Duncan Baxter's son was 1308 Private Neil Baxter 15th Battalion, killed in action at the Anzac Landing 26th April, 1915, at the age of 21. He was the son of Duncan and Annie Baxter, of Townsville North, Queensland and had studied at the Gatton Agricultural College. He has no known grave.

1200 Quarter Master Sergeant Duncan Baxter 42nd Battalion, spent most of 1915 finalising his son’s affairs before he himself enlisted later in January 1916. After Neil’s death, his father Duncan wrote to numerous authorities, including the Minister for Defence, requesting confirmation of his son’s death. These letters show his desperation, Neil’s letters were still being returned to him marked Missing, and the lack of certainty was ‘killing his wife and him’. They like many families hoped that ‘Missing’ meant he was in hospital somewhere recovering, or had been taken prisoner of war.

Annie and Duncan Baxter had received a letter from their son Neil, just days after being told of his death; this letter was published in the Townsville Daily Bulletin a few months later. It was not until April 1916, that the AIF ‘officially’ declared Corporal Neil Baxter to have been killed in action.

Enlisting with his second eldest son Angus, Duncan was then 44 years and both men were original member of C Company of the 42nd Battalion. Duncan was an old soldier and had served in the Lanark Royal Engineers from 1890 to 1903, when he left Scotland for Australia. Born in Glasgow he was the father of seven children.

CQMS Duncan Baxter was severely wounded in both feet, during an action that occurred on St Patrick’s Day 1917. In letters received by his wife Annie, prior to and after his wounding, he described how he received the wounds, which cost him his life.
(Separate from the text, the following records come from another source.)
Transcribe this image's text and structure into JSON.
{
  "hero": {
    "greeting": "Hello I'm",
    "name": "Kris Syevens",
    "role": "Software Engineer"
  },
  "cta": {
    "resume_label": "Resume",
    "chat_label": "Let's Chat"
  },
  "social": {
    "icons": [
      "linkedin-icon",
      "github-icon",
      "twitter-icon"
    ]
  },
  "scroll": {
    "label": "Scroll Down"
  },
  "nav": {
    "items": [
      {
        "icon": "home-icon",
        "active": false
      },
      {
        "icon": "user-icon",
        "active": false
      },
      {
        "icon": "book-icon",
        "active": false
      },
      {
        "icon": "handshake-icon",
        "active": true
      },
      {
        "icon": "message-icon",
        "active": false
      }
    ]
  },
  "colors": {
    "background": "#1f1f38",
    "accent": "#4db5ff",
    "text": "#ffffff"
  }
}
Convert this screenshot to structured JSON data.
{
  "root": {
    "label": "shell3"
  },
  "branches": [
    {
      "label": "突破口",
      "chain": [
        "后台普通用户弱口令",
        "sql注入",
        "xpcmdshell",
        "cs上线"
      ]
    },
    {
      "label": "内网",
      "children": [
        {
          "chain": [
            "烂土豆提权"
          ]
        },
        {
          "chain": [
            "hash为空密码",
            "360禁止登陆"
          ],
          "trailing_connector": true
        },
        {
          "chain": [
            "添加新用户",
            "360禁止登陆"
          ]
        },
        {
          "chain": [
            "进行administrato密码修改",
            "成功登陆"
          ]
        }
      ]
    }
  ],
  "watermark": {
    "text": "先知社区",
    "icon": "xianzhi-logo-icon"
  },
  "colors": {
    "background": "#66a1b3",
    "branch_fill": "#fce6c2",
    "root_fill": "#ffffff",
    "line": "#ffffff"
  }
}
His son Angus had been with him in the same dugout, when they had been bombarded by high explosive shells. Duncan was evacuated to a clearing station, then hospital, but did not survive the severity of his wounds and he died on 31 March 1917, aged 48 years. Although Angus was unable to be with his father at the time of his death, he was able to attend his burial in Boulogne.

Duncan Baxter was described by his company commander, Major Heron, as a man that was “an example of grit and determination, and willingness to do one’s duty cheerfully.” Duncan Baxter is buried in Bologne Eastern Cemetery in France.

His second son 1205 Angus Macdonald Baxter, who enlisted with his father, and left in the same Company of the 42nd Battalion, rose through the ranks during the war, eventually being commissioned as a Lieutenant. Angus applied for and was granted four months leave, to Australia, on half pay. Lieutenant Baxter returned to his family on 6 June 1918.